_Your goal_: Nothing but the records themselves, exactly as written, should appear in the reply; leave out the pictures.

Collected data entries:
= = = =

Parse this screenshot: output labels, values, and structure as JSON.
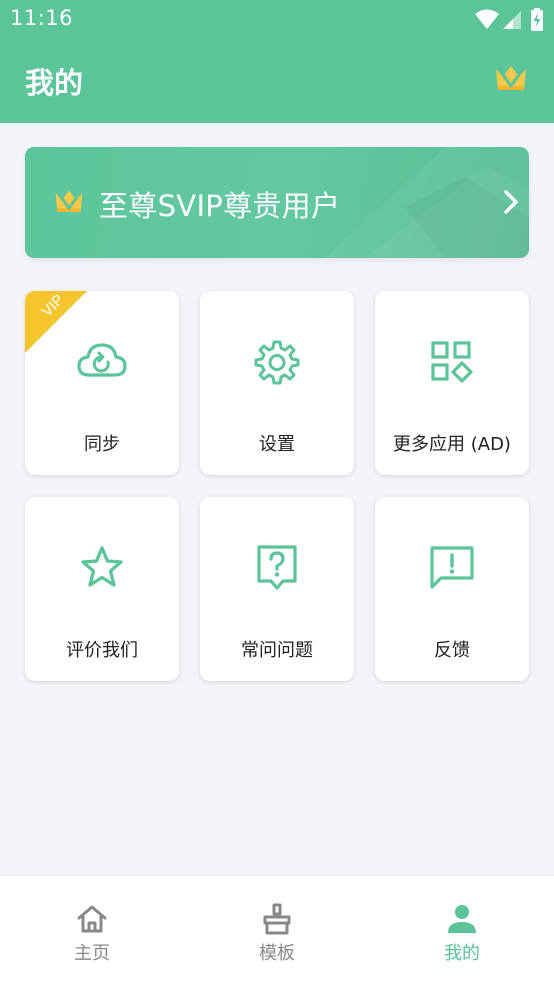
{
  "status_bar": {
    "time": "11:16"
  },
  "header": {
    "title": "我的",
    "crown_icon": "crown-icon"
  },
  "banner": {
    "text": "至尊SVIP尊贵用户",
    "icon": "crown-icon",
    "arrow_icon": "chevron-right-icon"
  },
  "grid": {
    "items": [
      {
        "label": "同步",
        "icon": "cloud-sync-icon",
        "badge": "VIP"
      },
      {
        "label": "设置",
        "icon": "gear-icon"
      },
      {
        "label": "更多应用 (AD)",
        "icon": "apps-grid-icon"
      },
      {
        "label": "评价我们",
        "icon": "star-icon"
      },
      {
        "label": "常问问题",
        "icon": "help-question-icon"
      },
      {
        "label": "反馈",
        "icon": "feedback-icon"
      }
    ]
  },
  "tabbar": {
    "tabs": [
      {
        "label": "主页",
        "icon": "home-icon",
        "active": false
      },
      {
        "label": "模板",
        "icon": "template-brush-icon",
        "active": false
      },
      {
        "label": "我的",
        "icon": "person-icon",
        "active": true
      }
    ]
  },
  "colors": {
    "brand": "#5bc499",
    "icon_green": "#5bc499",
    "tab_inactive": "#888888",
    "vip_gold": "#f6c42c",
    "background": "#f4f5fa"
  }
}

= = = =

_Solution for this task_:
Parse this screenshot: output labels, values, and structure as JSON.
{
  "status_bar": {
    "time": "11:16"
  },
  "header": {
    "title": "我的",
    "crown_icon": "crown-icon"
  },
  "banner": {
    "text": "至尊SVIP尊贵用户",
    "icon": "crown-icon",
    "arrow_icon": "chevron-right-icon"
  },
  "grid": {
    "items": [
      {
        "label": "同步",
        "icon": "cloud-sync-icon",
        "badge": "VIP"
      },
      {
        "label": "设置",
        "icon": "gear-icon"
      },
      {
        "label": "更多应用 (AD)",
        "icon": "apps-grid-icon"
      },
      {
        "label": "评价我们",
        "icon": "star-icon"
      },
      {
        "label": "常问问题",
        "icon": "help-question-icon"
      },
      {
        "label": "反馈",
        "icon": "feedback-icon"
      }
    ]
  },
  "tabbar": {
    "tabs": [
      {
        "label": "主页",
        "icon": "home-icon",
        "active": false
      },
      {
        "label": "模板",
        "icon": "template-brush-icon",
        "active": false
      },
      {
        "label": "我的",
        "icon": "person-icon",
        "active": true
      }
    ]
  },
  "colors": {
    "brand": "#5bc499",
    "icon_green": "#5bc499",
    "tab_inactive": "#888888",
    "vip_gold": "#f6c42c",
    "background": "#f4f5fa"
  }
}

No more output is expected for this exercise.